Each line from the material with the word "likes" in it must be copied.

*** Begin section ***

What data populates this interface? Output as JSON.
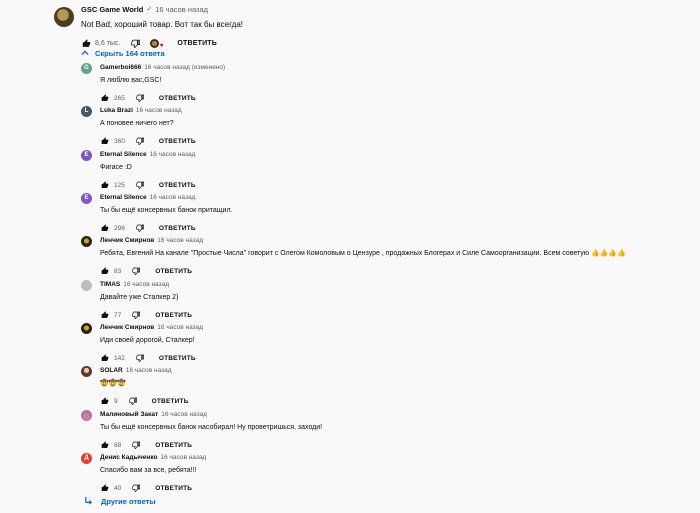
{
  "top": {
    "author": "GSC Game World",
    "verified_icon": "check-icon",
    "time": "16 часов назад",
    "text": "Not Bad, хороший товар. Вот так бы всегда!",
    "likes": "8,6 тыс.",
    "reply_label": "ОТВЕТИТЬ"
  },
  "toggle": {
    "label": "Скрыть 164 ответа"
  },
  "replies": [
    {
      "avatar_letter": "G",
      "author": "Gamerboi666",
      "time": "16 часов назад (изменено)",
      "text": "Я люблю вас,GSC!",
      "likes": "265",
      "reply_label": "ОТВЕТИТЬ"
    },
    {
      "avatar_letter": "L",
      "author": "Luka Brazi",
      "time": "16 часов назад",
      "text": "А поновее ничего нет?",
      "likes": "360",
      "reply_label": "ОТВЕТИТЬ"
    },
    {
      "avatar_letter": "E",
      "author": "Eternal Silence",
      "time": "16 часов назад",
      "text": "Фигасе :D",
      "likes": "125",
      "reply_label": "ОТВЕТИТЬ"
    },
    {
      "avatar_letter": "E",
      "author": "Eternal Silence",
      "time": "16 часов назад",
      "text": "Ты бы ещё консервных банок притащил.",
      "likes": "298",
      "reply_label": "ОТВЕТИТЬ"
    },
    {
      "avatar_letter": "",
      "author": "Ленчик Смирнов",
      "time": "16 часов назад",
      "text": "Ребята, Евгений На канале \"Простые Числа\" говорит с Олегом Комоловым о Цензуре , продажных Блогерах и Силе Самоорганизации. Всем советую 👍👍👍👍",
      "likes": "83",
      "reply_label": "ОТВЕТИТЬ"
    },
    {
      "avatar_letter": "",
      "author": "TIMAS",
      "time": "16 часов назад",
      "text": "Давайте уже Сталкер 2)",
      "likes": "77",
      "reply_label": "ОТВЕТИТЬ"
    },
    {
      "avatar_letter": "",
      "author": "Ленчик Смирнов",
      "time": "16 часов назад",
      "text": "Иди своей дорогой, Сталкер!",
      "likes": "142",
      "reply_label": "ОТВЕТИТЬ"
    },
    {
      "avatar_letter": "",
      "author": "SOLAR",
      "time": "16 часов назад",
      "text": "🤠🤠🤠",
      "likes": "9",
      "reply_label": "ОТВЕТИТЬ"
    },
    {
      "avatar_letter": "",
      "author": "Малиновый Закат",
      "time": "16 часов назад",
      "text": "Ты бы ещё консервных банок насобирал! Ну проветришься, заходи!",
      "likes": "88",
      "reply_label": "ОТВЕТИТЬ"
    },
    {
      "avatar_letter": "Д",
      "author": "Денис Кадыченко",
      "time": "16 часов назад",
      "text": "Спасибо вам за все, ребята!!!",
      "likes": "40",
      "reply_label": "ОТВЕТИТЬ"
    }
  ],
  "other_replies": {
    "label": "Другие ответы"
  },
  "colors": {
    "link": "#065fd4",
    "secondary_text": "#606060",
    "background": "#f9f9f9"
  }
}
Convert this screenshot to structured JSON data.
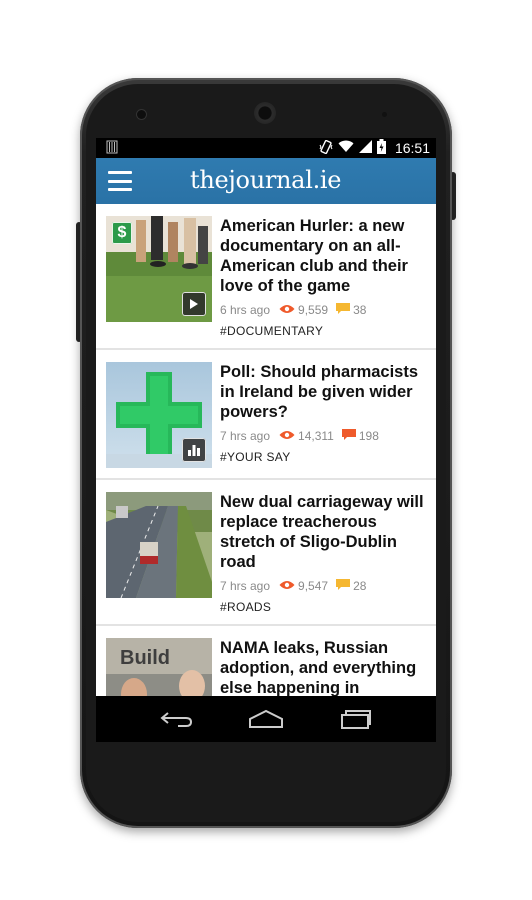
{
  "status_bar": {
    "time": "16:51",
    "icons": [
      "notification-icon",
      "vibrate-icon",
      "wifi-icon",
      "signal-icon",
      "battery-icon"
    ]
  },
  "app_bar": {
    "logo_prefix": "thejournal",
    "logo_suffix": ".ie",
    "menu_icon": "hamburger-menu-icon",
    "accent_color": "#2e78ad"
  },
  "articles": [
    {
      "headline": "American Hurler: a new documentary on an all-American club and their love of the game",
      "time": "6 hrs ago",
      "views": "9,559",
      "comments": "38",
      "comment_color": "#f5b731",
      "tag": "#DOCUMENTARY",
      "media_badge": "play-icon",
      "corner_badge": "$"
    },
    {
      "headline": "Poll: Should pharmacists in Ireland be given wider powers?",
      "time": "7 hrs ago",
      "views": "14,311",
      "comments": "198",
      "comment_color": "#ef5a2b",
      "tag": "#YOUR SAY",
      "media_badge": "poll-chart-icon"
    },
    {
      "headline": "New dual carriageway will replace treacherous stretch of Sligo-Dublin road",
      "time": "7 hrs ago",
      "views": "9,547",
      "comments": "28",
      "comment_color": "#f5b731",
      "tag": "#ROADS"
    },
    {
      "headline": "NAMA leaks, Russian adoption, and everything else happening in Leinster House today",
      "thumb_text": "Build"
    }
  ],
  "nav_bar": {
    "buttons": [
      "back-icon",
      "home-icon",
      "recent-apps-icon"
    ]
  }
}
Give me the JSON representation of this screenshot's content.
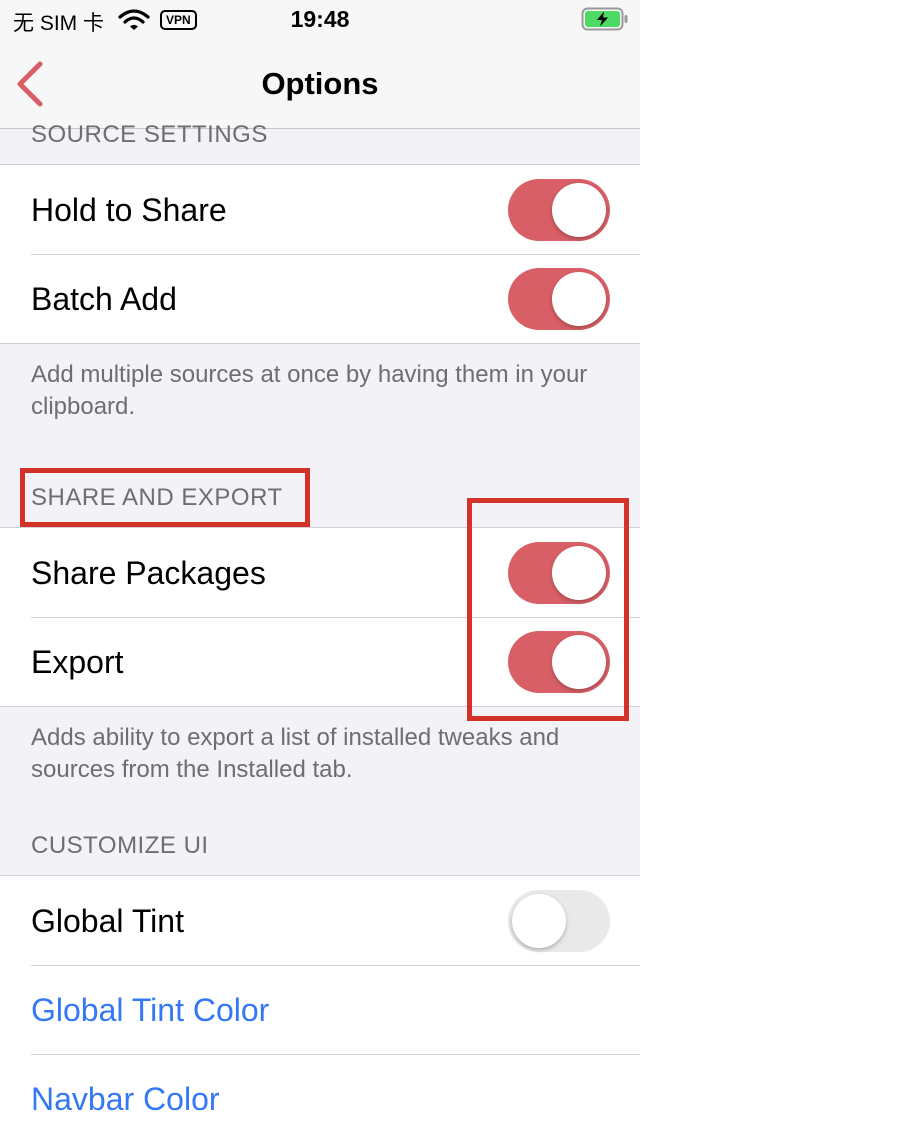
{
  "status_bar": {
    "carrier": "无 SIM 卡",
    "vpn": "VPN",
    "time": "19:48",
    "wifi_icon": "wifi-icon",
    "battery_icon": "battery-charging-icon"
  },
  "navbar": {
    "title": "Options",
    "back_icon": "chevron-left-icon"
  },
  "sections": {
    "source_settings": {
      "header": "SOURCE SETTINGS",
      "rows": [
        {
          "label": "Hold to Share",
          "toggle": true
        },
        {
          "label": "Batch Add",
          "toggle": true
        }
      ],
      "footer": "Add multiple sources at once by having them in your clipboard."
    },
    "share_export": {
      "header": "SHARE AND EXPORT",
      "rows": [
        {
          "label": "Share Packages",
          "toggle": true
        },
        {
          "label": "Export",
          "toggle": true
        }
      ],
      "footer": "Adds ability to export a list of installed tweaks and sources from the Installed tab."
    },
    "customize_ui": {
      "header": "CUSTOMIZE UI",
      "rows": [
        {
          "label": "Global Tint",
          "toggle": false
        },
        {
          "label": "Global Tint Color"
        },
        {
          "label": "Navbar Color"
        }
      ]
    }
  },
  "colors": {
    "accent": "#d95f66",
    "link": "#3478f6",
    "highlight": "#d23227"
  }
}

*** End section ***

## Result for this task
    "likes": "8,6 тыс.",
      "likes": "265",
      "likes": "360",
      "likes": "125",
      "likes": "298",
      "likes": "83",
      "likes": "77",
      "likes": "142",
      "likes": "9",
      "likes": "88",
      "likes": "40",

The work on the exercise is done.